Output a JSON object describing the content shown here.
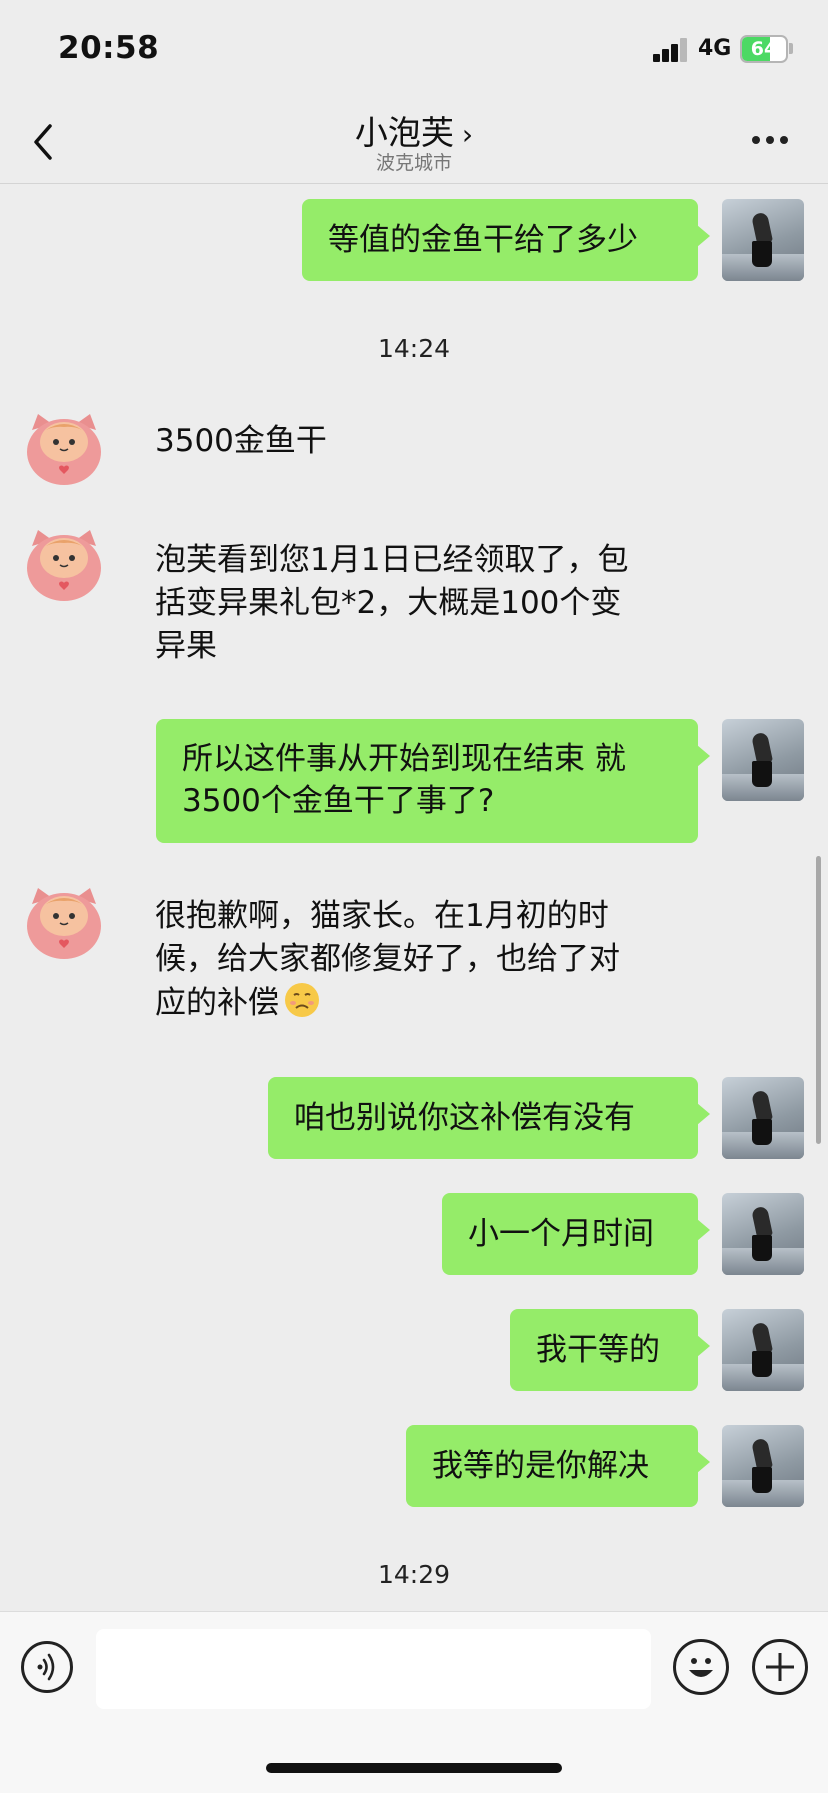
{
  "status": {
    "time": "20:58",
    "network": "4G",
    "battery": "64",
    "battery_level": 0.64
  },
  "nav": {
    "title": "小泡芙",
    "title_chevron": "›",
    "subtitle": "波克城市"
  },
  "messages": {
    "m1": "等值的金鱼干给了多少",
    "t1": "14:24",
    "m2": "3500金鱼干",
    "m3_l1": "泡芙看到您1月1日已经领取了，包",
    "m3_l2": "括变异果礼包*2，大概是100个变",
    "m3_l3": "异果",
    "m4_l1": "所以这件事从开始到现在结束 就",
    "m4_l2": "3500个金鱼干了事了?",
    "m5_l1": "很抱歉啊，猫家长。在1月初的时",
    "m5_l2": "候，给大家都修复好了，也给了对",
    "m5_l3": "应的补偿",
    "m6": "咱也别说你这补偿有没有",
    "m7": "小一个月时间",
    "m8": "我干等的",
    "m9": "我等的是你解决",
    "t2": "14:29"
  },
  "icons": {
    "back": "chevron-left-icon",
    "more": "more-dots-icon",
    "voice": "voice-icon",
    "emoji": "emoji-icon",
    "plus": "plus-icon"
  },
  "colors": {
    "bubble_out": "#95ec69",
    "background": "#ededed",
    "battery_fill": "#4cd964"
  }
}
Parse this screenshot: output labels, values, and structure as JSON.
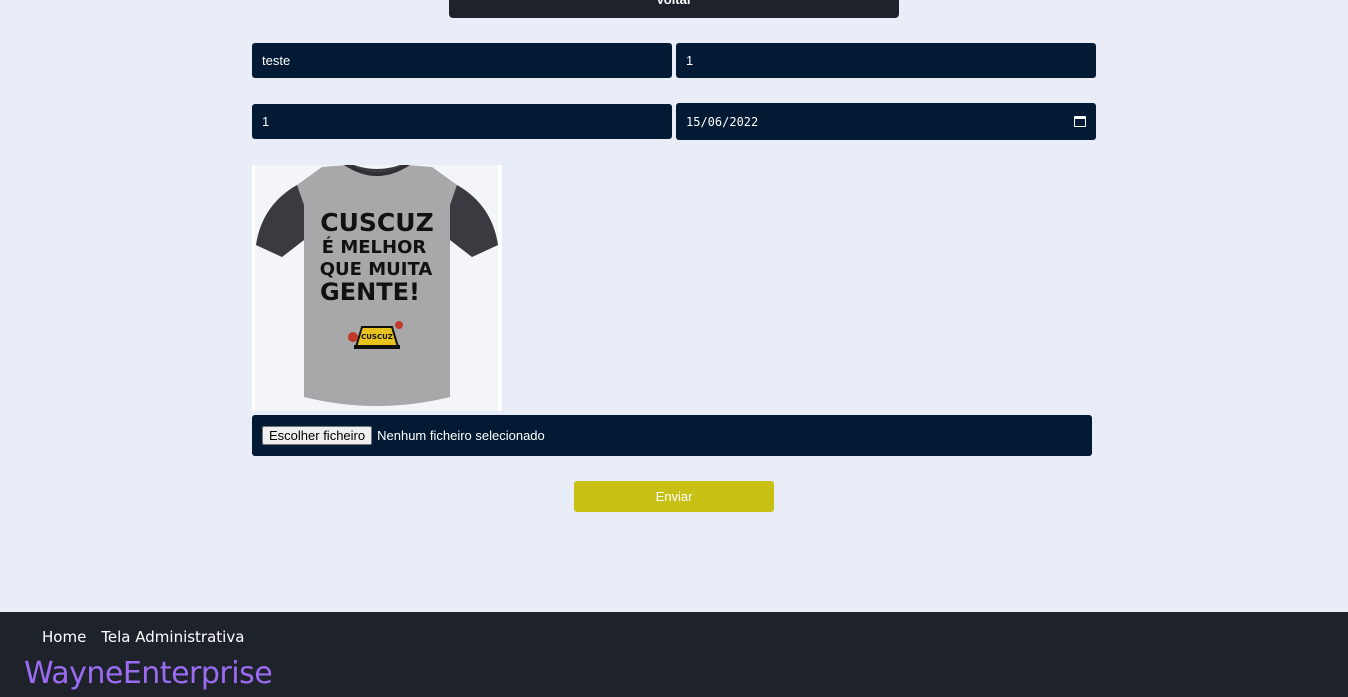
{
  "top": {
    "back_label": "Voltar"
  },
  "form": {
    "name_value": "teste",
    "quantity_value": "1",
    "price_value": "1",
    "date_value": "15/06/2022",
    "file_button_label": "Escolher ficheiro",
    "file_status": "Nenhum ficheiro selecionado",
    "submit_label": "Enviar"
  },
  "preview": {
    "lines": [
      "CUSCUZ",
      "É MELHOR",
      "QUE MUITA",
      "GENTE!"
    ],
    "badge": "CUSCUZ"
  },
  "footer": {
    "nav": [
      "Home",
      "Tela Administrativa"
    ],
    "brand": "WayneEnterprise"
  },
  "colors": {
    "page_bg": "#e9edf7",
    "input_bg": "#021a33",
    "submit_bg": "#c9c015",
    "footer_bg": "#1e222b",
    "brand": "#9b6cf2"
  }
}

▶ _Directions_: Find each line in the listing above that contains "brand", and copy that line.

▶ _Response for this exercise_:
    "brand": "WayneEnterprise"
    "brand": "#9b6cf2"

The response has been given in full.